As a chicken mama, I’ve been especially worried about our chickens. Of course, I worry about all predators, but since our neighbor has been seeing a brave black bear all summer, I figured it was just a matter of time before the bear paid us a visit. Yesterday, we finally had that visit, but it came in a way that I didn’t imagine at all.
We had just finished lunch, and I heard a commotion outside. I heard a strange noise and thought it was the strangest chicken noise I had ever heard. When I looked out the window, at first, all I could see was chickens huddled against the fence in full freak-out mode. And then my eyes moved toward our mobile chicken coop.
There, standing in the red coop, up on his hind legs, was a black bear. My brain wasn’t even sure what I was seeing, but when I got the words out that we had a bear in our yard, my husband was up and out the door. I followed him out to find the bear still standing over our coop. It looked like he was trying to pick up chickens, and my heart was broken thinking of those poor chickens being hurt by the bear.
It wasn’t a big bear. I mean, it was big enough to make me really worried, but it was a young bear. It was also a brave bear. When my husband ran out toward the coop, the bear just kind of casually got down out of the coop and slowly started walking around the fenced area he had just jumped into.
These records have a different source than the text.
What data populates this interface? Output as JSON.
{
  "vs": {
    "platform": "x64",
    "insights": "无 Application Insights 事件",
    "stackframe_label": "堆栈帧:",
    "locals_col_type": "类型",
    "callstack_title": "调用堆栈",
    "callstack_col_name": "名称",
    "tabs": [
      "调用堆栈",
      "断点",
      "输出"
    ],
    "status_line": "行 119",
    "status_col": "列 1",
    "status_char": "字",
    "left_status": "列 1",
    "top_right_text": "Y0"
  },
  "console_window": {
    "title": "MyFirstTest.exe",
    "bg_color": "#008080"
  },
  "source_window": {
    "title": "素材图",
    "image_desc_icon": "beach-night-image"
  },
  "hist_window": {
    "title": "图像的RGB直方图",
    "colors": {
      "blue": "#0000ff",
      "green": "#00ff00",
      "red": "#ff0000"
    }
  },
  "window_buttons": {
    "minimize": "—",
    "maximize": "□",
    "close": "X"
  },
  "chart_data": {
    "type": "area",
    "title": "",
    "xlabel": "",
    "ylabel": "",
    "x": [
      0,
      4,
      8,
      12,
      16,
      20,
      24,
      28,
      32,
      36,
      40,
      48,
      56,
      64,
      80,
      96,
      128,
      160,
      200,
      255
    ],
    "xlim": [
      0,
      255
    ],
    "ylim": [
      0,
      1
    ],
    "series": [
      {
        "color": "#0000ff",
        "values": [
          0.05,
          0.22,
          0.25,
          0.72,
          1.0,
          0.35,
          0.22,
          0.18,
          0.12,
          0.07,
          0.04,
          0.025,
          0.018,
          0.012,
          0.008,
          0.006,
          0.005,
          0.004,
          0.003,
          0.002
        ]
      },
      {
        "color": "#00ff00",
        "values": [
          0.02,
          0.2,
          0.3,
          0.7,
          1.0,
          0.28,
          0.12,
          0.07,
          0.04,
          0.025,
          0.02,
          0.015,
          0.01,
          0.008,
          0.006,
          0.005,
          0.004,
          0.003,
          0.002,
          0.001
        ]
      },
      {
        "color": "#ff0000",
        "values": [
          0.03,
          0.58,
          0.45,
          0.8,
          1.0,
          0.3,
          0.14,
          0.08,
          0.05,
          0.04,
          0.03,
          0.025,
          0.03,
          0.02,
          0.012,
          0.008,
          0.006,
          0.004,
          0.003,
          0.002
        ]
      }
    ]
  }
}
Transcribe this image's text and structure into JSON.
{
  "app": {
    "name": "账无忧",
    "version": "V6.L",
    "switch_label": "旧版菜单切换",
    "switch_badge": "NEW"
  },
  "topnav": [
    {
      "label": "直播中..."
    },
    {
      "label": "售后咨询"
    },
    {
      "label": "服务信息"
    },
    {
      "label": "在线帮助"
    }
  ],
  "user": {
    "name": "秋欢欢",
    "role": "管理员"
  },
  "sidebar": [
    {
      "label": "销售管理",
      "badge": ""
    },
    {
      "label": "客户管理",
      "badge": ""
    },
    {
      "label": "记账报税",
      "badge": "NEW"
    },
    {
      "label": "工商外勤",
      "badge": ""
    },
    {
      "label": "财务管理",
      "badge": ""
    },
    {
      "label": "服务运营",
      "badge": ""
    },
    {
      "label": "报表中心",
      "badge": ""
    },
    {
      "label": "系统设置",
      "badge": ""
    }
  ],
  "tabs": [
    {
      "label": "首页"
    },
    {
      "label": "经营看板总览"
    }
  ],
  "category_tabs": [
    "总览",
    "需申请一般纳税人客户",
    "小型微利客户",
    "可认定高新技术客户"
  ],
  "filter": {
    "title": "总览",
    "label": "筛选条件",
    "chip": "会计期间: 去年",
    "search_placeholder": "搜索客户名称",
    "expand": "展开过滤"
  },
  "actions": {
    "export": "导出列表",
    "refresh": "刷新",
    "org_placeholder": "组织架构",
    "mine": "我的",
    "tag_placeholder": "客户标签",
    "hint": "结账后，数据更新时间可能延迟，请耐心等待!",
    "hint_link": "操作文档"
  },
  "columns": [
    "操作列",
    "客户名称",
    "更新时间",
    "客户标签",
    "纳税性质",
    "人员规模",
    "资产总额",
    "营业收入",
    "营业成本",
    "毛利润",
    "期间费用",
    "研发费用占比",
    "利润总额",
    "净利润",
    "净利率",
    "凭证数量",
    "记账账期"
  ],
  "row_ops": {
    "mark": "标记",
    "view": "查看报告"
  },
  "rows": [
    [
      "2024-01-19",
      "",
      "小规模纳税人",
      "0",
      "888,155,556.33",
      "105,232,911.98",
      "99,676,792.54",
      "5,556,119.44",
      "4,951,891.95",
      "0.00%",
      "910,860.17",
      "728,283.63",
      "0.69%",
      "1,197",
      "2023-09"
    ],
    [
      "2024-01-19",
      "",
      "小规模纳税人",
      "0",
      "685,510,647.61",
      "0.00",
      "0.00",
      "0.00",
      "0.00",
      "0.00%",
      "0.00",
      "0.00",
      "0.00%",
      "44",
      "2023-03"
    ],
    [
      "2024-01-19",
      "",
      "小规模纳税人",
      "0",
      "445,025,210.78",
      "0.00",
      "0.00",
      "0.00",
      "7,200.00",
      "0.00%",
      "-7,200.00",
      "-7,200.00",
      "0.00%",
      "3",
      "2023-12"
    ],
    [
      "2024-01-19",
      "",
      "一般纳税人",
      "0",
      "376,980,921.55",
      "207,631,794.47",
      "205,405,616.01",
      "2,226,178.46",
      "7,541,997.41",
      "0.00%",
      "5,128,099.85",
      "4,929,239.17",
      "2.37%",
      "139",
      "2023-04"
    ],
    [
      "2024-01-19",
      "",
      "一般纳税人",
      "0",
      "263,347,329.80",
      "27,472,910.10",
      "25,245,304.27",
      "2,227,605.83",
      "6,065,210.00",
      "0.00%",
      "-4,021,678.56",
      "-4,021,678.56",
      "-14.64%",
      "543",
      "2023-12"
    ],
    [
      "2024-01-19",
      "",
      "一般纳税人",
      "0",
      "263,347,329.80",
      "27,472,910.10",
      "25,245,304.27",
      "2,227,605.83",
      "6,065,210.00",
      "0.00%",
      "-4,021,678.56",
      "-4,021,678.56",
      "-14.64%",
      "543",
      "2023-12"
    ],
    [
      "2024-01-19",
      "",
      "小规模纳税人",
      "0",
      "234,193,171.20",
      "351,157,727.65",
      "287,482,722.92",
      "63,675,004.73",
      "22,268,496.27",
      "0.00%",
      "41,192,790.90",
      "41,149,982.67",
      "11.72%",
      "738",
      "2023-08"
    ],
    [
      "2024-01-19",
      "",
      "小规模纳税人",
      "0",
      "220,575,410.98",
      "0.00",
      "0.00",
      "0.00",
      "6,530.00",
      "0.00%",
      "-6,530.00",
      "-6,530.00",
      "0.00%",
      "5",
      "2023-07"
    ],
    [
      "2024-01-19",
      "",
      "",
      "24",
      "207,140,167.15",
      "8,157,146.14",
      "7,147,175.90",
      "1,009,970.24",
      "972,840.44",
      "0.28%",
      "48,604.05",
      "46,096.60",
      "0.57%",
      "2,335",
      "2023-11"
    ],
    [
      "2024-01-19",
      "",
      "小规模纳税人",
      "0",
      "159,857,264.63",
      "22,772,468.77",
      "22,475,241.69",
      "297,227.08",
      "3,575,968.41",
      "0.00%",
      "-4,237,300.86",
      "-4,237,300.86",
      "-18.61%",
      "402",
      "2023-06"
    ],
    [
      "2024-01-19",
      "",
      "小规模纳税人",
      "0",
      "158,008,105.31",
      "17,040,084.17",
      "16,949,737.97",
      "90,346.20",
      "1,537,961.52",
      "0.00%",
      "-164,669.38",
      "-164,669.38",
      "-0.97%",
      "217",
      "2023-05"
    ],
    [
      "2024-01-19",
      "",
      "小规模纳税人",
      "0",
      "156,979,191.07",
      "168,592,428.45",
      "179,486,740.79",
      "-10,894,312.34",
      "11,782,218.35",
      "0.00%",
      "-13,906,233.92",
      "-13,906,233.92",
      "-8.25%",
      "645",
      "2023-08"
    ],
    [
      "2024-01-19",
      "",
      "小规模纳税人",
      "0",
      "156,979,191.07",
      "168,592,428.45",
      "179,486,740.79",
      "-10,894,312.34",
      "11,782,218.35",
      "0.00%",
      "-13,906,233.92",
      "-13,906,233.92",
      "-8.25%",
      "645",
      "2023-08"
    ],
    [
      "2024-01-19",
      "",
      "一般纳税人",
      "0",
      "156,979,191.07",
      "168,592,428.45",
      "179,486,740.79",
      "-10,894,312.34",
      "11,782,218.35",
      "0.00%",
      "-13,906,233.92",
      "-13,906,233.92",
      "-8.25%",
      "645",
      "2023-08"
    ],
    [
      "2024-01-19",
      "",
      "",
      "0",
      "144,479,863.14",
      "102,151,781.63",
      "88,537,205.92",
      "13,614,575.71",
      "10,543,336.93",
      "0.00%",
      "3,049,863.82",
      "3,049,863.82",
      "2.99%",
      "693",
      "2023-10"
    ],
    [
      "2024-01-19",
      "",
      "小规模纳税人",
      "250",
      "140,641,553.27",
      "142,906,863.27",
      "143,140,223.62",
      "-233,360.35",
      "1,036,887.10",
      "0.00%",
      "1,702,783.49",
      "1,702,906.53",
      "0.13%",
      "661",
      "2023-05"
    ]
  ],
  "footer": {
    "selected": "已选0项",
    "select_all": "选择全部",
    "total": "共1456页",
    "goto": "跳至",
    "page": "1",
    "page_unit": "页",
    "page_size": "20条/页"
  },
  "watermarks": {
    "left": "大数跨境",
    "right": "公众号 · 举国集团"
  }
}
I have to admit that the bear was really adorable, and even though I was on the phone trying to get in touch with the game warden, I was also wishing I could get a picture of this whole ordeal, especially after I realized all of our chickens were safe.
It turns out the bear was just eating the chicken food and must have been just trying to shoo away the chickens when I saw him waving his arms at the chickens.
After speaking to the game warden, I learned that no one was going to come and relocate the bear. This was a surprise to me, but bear visits this time of year are quite common. It’s been dry, and yearling bears, like the one who visited our coop, are hungry. Apparently, they are also brave.
“I can’t believe the bear was just out there in the chicken coop in the middle of the afternoon,” I said to the game warden.
“If a bear’s hungry, he doesn’t care what time of day it is,” he replied.
Good point, I thought.
Chances are our bear will be back, though we did move the chicken food in the hopes that this will help. Still, there’s not much we can do. We can’t close up the chickens right now, and they do have to have food and water. So we will keep a watchful eye.
But what should you do if a bear visits your coop? My talk with the game warden inspired a little research.
- The best thing you can do is try to prevent a bear being lured into your yard. It’s been a dry summer, so if you live in bear country, it’s best to remove your bird feeders. You should also keep your trash put away and never leave chicken food out at night or exposed. The smell of the chicken food is a big attractant.
- If you do have to feed animals outside, be sure to always clean up throughout the day and especially at night. If you have bird feeder, bring it in at night and rake up any extra seeds on the ground.
- Keep your animals and food secured within a fence if you can.
- If you still see a bear like we did, make a lot of noise to try to scare it away. Banging pots and pans is supposed to work. Our bear was pretty nonchalant about the noise we were making, but I think black bears are supposed to be pretty shy in general. And, still, even our chill bear wanted away from us and took off across the street and back into the woods as soon as he could.
- If a bear keeps coming around or if you encounter an aggressive bear, call 911.
Apparently, it’s very expensive and time consuming—and not even that effective—to try to relocate a bear, so that is done only in extreme cases. And, of course, the hope is to not have to hurt a bear who is “just trying to make a living,” as my husband puts it, so the best way to deal with bears is to do your best to avoid attracting them to your property.
The game warden said there’s a good chance our bear will be back—but not for long. When the blackberries come, the bear won’t be so hungry for chicken food. I’m thinking that should be pretty soon. I hope we don’t see our bear again. I don’t know how lucky our chickens would be the second time.
Thankfully, however, for now, no chickens were harmed in the making of this story. And, if you want more information on how to avoid black bear encounters and what do when an encounter can’t be avoided, check out this helpful information from the Maine Department of Inland Fisheries and Wildlife.